═════ Input material ═════

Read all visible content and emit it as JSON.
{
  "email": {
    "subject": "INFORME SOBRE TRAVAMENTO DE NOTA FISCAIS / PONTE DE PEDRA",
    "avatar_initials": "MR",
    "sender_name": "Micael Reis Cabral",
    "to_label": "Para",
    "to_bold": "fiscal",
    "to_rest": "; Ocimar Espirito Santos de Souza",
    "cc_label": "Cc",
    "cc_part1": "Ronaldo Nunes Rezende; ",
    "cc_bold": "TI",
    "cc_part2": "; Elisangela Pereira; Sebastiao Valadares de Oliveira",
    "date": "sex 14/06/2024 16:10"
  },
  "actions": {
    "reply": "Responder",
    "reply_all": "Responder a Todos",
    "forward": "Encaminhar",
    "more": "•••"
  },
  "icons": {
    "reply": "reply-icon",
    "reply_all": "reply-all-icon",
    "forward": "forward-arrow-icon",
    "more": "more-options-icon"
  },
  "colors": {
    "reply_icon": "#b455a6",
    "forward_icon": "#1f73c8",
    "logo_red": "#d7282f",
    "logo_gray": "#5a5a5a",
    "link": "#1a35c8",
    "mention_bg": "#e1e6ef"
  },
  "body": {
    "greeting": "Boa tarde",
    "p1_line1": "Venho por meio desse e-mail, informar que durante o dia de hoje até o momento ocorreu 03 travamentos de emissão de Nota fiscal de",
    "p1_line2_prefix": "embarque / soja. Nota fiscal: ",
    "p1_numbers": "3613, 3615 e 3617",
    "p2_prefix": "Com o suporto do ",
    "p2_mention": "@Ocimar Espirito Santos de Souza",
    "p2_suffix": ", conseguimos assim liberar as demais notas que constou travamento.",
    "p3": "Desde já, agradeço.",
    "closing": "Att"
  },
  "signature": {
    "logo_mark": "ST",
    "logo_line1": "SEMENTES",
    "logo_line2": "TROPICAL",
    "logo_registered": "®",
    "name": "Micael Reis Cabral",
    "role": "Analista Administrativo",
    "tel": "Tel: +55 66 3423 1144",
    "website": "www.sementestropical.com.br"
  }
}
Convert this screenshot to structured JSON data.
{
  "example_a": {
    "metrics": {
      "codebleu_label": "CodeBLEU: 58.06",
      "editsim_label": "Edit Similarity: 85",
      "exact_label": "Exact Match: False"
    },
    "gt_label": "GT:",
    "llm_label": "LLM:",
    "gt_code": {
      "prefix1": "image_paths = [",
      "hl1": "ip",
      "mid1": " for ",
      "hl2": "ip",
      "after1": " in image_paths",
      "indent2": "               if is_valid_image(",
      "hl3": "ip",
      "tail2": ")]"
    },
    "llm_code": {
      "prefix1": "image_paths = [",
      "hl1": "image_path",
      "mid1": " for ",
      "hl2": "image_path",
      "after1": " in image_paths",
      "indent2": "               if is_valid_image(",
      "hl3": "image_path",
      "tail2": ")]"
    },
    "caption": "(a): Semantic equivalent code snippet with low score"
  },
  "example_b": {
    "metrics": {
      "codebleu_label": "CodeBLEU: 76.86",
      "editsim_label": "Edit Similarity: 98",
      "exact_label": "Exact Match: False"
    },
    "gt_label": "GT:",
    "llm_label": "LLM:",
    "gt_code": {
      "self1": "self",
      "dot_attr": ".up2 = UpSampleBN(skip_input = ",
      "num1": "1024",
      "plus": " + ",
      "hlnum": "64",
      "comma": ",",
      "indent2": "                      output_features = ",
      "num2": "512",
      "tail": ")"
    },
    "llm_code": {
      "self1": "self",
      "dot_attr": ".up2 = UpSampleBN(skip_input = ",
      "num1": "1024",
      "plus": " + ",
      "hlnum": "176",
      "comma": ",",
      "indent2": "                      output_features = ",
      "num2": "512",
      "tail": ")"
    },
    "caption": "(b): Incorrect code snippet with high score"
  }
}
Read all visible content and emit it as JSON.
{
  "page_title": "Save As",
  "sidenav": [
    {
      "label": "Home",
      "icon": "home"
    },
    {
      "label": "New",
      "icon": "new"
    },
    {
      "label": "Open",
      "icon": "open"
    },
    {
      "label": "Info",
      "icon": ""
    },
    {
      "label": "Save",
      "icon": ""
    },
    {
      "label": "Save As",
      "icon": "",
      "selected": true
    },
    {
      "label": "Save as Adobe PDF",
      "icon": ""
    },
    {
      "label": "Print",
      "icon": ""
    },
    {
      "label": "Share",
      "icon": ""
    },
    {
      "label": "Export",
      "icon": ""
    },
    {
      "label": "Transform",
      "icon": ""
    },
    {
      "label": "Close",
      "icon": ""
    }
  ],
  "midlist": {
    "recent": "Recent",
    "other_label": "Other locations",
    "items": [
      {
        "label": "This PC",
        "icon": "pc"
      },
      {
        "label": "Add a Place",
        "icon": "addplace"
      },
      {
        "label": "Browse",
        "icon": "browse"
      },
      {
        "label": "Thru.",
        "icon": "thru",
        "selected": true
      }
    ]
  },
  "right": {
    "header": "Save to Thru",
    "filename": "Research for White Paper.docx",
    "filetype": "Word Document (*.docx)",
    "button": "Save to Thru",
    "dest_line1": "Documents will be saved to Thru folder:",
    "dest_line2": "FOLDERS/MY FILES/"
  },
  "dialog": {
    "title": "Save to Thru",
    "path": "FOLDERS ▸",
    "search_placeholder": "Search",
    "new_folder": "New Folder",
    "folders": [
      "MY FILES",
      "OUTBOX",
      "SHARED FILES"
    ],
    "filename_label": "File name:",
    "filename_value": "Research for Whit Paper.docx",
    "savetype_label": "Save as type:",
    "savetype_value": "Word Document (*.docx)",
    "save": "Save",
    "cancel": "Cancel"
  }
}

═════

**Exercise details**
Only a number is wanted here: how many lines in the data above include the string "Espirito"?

**Task answer**
2